Could every booster get in the endorsement business? Instead of the old cliché about the $100 handshake, now there’s a $1,000 autograph? Tuesday’s announcement clearly stands against that.
“You know, there’s a counter to that, too," McGlade said. “Again, boosters that are very successful. … You certainly have individuals who are uber, uber-wealthy. But every car dealer in the local town, at the end of the day, how long are they going to stay in business if they have 20 football players coming out there trying to sell cars for them, and they’re not selling cars? To think there’s going to be this significant transfer of money to the student-athletes for not doing anything — the reality of that — I think it’s a little more fabricated than real.”
Another counter: So what? If a booster decides an autograph is worth a big number, then that is the market.
“I think if there is more permissiveness legislation in place, there would be an obligation," McGlade said. “Let’s face it, a scholarship, there are certain obligations. They have to go to class, they have to go to practice, they have to go to study hall.”
“They’re working," McGlade said, not running away from that thought. “So there has to be an accountability on that. … We all have to account for our finances. We all have to pay taxes every year. It can’t just be an unchecked opportunity.”
Getting all these issues into changed legislation . . . It will be interesting.
“We just bumped into six or seven real issues that they’re trying to navigate," McGlade said in about a 10-minute conversation. “I do think there’s a massive amount of misinformation out there. … And the number of copycat proposals. These are state legislatures that aren’t [all] even in session. Half of what we’re reading about, they’re not even in session.”
But that also tells you which way the wind has already blown. These issues existed decades ago.
Maybe 10 years from now, McGlade added, we’ll look back and say any change isn’t really overly permissive.

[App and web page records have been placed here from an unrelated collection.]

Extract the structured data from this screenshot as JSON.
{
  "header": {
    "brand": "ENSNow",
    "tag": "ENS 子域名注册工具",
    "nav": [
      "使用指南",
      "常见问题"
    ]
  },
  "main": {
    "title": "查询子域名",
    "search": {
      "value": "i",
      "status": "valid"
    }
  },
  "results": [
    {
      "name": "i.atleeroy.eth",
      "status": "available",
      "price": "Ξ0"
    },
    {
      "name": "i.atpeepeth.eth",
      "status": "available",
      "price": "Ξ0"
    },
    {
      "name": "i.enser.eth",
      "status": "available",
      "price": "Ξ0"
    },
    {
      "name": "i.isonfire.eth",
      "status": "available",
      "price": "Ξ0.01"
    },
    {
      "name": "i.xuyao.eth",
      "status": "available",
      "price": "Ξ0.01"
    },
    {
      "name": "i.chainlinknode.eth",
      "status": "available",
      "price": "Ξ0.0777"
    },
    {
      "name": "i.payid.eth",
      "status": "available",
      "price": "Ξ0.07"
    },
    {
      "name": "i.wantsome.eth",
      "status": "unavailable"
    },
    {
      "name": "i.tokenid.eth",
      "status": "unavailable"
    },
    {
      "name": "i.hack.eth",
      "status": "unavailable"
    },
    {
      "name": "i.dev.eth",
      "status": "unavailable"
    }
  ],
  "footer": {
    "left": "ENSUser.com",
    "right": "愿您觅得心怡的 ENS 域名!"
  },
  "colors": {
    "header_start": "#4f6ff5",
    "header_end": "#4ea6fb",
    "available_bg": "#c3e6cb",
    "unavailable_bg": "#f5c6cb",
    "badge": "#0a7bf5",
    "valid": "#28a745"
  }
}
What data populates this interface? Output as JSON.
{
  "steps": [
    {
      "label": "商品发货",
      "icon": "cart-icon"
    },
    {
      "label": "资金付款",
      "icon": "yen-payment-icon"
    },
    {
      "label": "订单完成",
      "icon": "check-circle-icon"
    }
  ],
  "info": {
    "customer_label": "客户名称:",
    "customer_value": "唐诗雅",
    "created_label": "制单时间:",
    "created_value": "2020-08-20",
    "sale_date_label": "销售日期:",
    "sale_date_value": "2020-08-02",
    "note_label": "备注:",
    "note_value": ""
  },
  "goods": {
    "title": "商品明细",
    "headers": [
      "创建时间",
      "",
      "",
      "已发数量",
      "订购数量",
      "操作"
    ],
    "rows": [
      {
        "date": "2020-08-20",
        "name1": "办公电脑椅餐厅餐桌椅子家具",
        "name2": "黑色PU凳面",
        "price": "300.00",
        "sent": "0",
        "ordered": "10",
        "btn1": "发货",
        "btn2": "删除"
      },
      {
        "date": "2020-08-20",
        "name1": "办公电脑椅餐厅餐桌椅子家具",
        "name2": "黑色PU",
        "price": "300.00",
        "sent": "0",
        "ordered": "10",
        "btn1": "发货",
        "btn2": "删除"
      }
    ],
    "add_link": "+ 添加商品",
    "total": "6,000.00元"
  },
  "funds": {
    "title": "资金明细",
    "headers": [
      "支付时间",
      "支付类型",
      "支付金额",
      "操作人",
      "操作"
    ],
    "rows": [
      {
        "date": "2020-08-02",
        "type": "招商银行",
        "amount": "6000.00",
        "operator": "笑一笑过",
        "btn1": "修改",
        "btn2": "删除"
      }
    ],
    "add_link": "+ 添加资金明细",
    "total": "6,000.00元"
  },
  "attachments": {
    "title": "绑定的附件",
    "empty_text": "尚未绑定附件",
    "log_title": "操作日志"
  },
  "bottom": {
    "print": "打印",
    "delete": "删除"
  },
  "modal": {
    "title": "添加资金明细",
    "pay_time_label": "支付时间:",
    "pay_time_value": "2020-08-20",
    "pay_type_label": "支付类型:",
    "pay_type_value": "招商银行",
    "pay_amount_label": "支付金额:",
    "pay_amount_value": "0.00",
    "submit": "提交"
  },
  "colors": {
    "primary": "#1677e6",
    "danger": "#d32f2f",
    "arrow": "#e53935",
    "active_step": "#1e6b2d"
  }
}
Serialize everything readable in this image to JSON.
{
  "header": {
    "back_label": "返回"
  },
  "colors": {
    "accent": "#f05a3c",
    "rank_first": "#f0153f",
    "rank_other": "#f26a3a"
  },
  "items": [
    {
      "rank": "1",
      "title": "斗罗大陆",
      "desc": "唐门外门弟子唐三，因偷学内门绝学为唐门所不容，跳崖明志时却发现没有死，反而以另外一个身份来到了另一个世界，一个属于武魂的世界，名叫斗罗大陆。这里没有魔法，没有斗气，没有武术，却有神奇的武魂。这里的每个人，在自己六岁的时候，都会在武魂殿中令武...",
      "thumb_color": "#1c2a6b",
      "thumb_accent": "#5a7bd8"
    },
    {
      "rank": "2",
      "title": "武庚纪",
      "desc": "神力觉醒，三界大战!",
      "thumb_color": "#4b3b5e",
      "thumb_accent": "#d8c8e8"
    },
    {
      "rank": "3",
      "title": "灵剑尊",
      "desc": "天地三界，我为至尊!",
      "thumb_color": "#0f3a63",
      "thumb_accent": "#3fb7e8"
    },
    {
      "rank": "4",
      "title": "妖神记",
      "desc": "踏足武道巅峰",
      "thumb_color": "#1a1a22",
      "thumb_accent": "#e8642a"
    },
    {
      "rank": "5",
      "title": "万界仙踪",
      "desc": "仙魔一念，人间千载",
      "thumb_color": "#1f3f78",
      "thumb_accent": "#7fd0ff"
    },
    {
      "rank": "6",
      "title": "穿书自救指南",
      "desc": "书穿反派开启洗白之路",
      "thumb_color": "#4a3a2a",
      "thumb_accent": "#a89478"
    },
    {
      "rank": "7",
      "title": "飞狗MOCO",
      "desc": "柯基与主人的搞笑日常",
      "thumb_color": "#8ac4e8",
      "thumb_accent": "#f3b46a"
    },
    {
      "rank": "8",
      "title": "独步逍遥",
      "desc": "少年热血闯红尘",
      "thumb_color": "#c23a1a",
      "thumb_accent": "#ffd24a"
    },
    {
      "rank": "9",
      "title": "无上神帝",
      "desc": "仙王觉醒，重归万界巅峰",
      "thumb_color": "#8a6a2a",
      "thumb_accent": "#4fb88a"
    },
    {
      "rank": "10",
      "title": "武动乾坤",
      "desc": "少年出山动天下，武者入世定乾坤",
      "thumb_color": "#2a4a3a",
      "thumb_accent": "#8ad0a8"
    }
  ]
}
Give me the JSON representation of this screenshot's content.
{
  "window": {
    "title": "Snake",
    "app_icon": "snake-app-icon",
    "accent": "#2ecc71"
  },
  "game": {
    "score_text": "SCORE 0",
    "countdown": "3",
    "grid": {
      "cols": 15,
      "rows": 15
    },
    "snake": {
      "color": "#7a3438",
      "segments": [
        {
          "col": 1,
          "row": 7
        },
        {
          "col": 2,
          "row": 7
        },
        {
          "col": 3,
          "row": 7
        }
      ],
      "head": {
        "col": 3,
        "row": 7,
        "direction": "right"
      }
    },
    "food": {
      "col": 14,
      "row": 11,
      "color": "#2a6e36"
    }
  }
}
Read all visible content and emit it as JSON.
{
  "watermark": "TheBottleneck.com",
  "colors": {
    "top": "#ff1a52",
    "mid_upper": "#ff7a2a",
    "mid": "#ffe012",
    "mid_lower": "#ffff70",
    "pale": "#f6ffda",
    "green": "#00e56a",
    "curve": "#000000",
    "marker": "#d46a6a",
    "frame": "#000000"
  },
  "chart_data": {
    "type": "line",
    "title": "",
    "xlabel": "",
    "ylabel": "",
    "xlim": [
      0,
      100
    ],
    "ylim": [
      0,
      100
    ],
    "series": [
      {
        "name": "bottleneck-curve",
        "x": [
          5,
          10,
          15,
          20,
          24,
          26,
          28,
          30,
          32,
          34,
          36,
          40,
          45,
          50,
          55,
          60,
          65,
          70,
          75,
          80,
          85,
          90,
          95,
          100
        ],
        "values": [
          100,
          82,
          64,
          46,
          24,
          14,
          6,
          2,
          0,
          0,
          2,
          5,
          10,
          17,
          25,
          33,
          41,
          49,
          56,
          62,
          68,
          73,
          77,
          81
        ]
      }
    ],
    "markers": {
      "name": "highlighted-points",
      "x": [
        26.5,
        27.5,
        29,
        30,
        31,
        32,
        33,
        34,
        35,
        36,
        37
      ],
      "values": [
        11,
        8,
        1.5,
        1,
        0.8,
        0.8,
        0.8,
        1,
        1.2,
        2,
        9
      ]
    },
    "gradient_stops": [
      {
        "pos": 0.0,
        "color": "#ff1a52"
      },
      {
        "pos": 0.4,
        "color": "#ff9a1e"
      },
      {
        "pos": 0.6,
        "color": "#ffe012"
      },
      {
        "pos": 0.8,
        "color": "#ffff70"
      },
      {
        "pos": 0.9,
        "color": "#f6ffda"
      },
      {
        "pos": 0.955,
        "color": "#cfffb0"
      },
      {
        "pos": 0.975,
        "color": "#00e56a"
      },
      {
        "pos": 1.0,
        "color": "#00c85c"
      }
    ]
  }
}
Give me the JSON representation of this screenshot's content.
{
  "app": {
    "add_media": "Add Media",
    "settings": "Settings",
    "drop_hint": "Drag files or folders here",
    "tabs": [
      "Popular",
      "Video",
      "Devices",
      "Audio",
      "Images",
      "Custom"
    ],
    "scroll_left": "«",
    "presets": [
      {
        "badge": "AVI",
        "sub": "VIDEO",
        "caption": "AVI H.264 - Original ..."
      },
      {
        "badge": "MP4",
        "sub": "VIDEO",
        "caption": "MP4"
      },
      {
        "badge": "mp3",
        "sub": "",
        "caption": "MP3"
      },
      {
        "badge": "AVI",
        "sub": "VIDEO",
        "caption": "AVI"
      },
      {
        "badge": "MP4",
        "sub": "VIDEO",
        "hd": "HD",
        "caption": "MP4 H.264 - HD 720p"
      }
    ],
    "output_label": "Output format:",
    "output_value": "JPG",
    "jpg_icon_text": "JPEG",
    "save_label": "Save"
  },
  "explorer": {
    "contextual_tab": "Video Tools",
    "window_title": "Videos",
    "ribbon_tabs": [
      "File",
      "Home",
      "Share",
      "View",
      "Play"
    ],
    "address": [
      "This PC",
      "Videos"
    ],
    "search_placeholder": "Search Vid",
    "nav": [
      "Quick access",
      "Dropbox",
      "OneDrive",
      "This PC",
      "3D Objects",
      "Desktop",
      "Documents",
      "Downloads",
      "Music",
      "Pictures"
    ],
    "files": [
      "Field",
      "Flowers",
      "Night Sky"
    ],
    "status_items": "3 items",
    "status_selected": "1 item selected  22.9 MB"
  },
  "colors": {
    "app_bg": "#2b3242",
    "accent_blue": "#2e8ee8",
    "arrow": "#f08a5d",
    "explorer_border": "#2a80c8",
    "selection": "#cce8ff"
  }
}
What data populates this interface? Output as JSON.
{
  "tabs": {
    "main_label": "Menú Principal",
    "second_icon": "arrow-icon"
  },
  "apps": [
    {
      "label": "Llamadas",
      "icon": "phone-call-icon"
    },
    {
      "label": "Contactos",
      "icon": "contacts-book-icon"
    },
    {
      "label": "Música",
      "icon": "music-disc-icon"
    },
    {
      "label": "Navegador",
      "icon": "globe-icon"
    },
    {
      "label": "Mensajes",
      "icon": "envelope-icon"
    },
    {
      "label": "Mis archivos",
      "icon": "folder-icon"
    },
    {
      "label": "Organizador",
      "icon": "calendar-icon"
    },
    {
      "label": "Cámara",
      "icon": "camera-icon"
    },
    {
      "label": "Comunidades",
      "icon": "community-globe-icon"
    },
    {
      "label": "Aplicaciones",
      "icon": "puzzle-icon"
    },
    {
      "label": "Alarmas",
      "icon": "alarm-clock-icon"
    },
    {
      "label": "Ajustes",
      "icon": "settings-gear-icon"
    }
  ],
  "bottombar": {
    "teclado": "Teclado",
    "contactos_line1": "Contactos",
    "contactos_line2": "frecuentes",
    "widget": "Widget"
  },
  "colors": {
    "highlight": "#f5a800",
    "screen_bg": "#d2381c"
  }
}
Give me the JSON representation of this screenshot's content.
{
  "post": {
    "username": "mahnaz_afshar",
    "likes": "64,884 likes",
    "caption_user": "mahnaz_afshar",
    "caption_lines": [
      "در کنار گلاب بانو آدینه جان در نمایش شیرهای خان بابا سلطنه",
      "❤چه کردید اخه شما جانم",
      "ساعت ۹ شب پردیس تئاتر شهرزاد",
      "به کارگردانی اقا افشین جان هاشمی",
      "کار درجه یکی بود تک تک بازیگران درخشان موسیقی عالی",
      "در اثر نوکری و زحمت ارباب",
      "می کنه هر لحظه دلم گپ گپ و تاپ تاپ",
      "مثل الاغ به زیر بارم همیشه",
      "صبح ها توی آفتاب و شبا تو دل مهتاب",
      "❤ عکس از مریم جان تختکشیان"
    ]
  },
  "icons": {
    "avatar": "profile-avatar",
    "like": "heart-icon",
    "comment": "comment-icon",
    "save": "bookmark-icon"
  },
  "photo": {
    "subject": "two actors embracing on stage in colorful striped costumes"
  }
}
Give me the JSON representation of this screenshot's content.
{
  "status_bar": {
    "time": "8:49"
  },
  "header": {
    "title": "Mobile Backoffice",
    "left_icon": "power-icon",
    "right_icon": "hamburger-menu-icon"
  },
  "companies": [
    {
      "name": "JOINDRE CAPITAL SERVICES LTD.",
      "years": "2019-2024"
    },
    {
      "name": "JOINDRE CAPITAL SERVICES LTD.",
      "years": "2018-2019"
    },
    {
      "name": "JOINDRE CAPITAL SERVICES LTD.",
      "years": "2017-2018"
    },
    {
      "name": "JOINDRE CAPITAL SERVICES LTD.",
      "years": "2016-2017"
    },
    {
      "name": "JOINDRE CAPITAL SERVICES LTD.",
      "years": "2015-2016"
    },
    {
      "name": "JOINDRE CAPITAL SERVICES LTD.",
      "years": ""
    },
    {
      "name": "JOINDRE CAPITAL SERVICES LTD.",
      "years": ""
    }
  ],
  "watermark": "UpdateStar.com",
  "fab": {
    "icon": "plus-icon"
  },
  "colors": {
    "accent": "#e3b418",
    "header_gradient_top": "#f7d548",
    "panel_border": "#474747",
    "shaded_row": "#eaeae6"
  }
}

“It might be just the way it is," said McGlade, noting how requiring scholarships to now include the full cost of attendance is the norm. “Ten years ago, that would have been utterly permissive. Now, we don’t even think about it. Everybody gets full cost of attendance … Most people think we’ve had it all the time.”